New Delhi, Aug. 10: The Supreme Court has directed that legal aid be provided at state expense to accused in all cases, at every stage of the trial, if they are unable to afford it on their own.
“…we are of the opinion that neither the Constitution nor the Legal Services Authorities Act makes any distinction between a trial and an appeal for the purpose of providing free legal aid to an accused or a person in custody,” a two-judge bench said yesterday.
The court said this while remitting a case of a rape accused — seven persons were accused of gang-raping a girl in December 1998 — back to Madhya Pradesh High Court for re-hearing.
All seven were convicted by the trial court and sentenced to 10 years in jail. They appealed to the high court, which, in September 2006, set aside the conviction of five.

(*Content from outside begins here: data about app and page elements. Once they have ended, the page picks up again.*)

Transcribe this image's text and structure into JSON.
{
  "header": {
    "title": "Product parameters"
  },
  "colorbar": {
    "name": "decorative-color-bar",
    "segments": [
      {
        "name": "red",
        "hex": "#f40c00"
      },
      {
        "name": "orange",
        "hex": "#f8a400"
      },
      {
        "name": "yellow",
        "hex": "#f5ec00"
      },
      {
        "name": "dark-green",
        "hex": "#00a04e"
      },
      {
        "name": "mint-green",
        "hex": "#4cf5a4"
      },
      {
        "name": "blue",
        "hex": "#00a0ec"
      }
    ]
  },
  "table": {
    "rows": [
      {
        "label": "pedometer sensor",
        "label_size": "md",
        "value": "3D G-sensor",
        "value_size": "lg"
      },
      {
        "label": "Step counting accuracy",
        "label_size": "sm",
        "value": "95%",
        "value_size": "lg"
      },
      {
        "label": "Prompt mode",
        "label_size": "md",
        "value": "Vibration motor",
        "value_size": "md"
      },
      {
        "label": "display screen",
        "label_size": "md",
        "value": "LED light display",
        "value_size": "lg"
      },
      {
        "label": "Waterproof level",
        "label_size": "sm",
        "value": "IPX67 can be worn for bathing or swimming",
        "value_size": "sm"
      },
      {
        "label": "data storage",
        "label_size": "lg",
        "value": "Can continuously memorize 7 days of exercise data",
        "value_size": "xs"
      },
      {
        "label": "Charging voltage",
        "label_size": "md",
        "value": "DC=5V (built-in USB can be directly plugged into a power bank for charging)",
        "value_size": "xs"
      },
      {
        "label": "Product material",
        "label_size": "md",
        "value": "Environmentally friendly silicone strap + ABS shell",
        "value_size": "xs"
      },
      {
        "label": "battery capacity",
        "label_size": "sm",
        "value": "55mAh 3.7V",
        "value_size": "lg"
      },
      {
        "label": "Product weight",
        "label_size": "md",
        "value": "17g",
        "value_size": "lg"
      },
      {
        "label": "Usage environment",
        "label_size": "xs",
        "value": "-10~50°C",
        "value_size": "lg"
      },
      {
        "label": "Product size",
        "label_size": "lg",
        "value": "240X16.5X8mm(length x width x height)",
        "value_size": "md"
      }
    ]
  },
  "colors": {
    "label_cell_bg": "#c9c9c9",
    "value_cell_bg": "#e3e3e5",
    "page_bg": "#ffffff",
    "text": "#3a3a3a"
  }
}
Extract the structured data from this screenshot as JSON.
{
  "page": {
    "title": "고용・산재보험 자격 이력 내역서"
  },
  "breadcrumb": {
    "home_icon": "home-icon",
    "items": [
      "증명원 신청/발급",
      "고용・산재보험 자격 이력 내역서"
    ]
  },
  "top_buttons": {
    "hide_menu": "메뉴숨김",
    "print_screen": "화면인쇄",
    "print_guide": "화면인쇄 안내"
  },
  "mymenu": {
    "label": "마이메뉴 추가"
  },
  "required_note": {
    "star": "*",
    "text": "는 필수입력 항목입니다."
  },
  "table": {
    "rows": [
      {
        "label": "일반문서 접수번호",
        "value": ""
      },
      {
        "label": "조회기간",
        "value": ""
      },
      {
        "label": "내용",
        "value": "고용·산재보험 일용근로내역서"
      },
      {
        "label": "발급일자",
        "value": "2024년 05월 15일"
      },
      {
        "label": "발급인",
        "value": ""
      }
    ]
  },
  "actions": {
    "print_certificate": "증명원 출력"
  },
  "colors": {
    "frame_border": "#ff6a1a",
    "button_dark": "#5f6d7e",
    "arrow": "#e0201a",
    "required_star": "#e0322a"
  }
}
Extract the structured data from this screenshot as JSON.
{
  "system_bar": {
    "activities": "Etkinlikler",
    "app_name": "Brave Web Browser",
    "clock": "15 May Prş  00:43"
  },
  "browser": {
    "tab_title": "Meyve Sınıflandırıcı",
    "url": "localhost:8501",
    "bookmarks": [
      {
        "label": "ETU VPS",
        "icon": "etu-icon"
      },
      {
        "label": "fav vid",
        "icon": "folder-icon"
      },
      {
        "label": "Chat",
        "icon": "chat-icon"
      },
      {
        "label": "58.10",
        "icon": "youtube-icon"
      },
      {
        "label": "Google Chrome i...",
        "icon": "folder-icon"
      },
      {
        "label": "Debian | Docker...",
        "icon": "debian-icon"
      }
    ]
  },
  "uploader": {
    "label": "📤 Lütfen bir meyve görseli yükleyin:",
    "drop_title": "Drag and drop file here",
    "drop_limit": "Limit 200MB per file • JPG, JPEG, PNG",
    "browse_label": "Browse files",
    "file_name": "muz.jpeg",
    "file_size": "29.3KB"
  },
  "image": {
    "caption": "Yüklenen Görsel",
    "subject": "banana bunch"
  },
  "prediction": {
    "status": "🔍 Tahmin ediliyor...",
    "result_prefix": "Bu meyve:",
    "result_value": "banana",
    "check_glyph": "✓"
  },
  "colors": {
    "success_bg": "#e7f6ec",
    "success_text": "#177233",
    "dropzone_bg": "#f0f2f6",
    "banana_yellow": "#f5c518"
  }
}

Of the two whose convictions were upheld, one accepted it. The other, Rajoo, moved the top court. When his appeal came up for hearing, his lawyer argued that he was convicted as he never had a legal counsel, not even at the appellate stage.
The top court remitted the case back saying the high court, which was under obligation to ask the accused if he needed legal aid, had made no such attempt.
“We are also of the view that the high court was under an obligation to enquire from Rajoo whether he required legal assistance and if he did, it should have been provided to him at state expense.
“However, since the record of the case does not indicate any such endeavour… this case ought to be re-heard by the high court after providing Rajoo an opportunity of obtaining legal representation.”